1. Abdominal Pain and Tenderness: The Initial Alarm Bells of SBP
Pain and tenderness in the abdomen can often serve as the first harbinger of spontaneous bacterial peritonitis. Manifesting typically in the lower abdomen or throughout the entire abdominal cavity, the discomfort may range from a dull ache to sharp pains that demand immediate attention. Unlike the common stomachache, this pain doesn’t pass with time or home remedies; it persists, deepening and sometimes becoming severe when the abdomen is touched or pressure is applied.

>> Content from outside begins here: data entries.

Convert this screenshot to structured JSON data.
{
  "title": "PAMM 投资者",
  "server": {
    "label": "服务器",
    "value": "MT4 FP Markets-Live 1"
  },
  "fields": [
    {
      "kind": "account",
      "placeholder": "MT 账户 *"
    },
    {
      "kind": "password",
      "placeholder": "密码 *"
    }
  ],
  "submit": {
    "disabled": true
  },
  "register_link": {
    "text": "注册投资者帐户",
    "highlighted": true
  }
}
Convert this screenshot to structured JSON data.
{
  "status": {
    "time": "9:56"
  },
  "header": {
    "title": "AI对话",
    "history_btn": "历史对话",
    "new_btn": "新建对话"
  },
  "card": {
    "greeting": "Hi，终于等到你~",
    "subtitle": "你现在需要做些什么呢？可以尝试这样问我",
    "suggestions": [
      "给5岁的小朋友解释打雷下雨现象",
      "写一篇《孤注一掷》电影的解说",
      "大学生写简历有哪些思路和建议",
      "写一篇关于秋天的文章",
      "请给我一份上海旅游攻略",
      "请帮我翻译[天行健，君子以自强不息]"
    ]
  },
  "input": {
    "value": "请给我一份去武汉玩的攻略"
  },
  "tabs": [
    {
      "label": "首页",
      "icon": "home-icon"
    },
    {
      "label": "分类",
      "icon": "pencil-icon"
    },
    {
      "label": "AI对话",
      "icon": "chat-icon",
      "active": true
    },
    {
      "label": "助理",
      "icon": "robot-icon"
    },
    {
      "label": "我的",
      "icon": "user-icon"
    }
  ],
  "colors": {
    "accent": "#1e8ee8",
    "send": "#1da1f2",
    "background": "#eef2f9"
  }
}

The mechanism behind this pain is the inflammation of the peritoneum, the tissue lining the inner wall of the abdomen and covering the abdominal organs. As the body’s response to bacterial infection kicks in, the inflamed peritoneum becomes hypersensitive, translating to a heightened pain experience. The patient might find themselves doubling over during a cough or wincing when transitioning from sitting to standing.
This abdominal pain is not the steady, predictable type that comes with indigestion or a pulled muscle. It can come in waves, ebbing and flowing in intensity, but it lingers, stubbornly present even in the quietest moments of the day. For some, the pain is so specific that it can pinpoint the exact area where the infection is most intense.
It’s important to consider that while abdominal pain is a significant symptom, it’s also an ambiguous one. Within the symphony of the body’s distress signals, it’s a recurring note, present in various conditions. However, in the context of SBP, it’s often accompanied by other symptoms that create a more comprehensive picture of the condition.
Lastly, the progression of this pain can be telling. As SBP advances, the abdominal pain may increase, both in frequency and severity, signaling that the infection is spreading or worsening. It is this relentless, aggravating pain that often drives individuals to seek the care they need, acting as a critical indicator that something is amiss within the abdominal fortress. (1)